Starting in the late 1990s, at a time when most other banks would not lend him money, Donald Trump found a financial lifeline in the German-based Deutsche Bank, which loaned him approximately $1 billion. Now, Thomas Bowers, the Deutsche Bank executive who allegedly signed off on many of the loans to the president, has died, reportedly taking his own life.
According to a report by the independent journalism site Forensic News, Bowers died on November 19 at his home in Malibu, California. Citing a Los Angeles County Medical Examiner's report, Forensic News founder Scott Stedman reported that Bowers committed suicide by hanging. The former Deutsche Bank exec was 55-years-old.
The personal banker who approved over $300 million in "high risk" loans for Trump, according to Forensic News, was Rosemary Vrablic. Bowers was her supervisor as head of the bank's American wealth-management division.
Vrablic was introduced to Trump by Jared Kushner, the New York real estate empire scion who married the president's daughter, Ivanka. According to a New York Times account, the White House advisor considered Vrablic "the best banker he had ever worked with."
The bank's investigation of Trump's finances found that he reported values of his real estate assets that were too high by 70 percent in many cases. Nonetheless, Vrablic and Bowers approved a $100 million loan for the president to buy the Doral Golf Resort and Spa outside of Miami, Florida, according to the Times report.
In a highly unusual transaction, the two Deutsche Bank executives also approved a $48 million loan for Trump to pay back a debt he owed to the financial institution itself. According to The New York Times, the president still owed the money to Deutsche Bank's investment banking division. Vrablic and Bowers were executives in the institution's private banking operation.
The New York Times also called Trump's scheme to borrow money from one division of the bank to pay back a loan from a different division, "an extraordinary act of financial chutzpah." Yet Vrablic and Bowers signed off on the loan after the bank's chief executive, Josef Ackermann, gave the green light, the paper reported.
The relationship between Trump, Vrablic, and Bowers allowed the bank to loan the president another $170 million in 2015 to refurbish the Old Post Office Building in Washington, D.C., into a new Trump-branded hotel. Deutsche Bank also provided underwriting for the president's attempt to buy the Buffalo Bills -- a bid that ultimately failed, according to the New York Times report.
The FBI, which has been investigating Deutsche Bank, has already "asked about Bowers and what documents he might have," according to Stedman, reporting via his Twitter account.

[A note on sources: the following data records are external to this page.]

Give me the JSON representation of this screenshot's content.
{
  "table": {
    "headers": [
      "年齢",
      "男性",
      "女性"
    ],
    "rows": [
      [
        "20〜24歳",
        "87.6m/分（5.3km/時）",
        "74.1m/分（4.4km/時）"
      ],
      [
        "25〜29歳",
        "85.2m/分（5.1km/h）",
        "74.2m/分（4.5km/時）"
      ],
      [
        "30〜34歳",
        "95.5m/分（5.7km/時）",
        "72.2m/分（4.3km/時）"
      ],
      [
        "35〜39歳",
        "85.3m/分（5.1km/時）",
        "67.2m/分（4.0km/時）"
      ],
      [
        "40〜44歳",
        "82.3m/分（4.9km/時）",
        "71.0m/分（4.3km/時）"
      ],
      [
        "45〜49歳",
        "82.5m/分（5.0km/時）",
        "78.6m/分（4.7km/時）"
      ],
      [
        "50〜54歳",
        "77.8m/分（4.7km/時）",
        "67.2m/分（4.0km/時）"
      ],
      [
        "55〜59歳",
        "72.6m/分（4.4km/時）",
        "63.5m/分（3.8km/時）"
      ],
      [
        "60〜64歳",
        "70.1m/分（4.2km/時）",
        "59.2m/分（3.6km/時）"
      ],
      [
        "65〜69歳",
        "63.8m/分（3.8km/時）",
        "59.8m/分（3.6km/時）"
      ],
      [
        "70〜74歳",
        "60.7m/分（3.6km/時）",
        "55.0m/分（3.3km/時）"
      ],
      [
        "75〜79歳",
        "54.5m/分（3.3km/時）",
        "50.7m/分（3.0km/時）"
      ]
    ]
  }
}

If you or someone you know is in crisis, please call the National Suicide Prevention Lifeline at 1-800-273-TALK (8255) or contact the Crisis Text Line by texting TALK to 741741. For readers outside the U.S., visit Suicide.org or Befrienders Worldwide for international resources you can use to find help.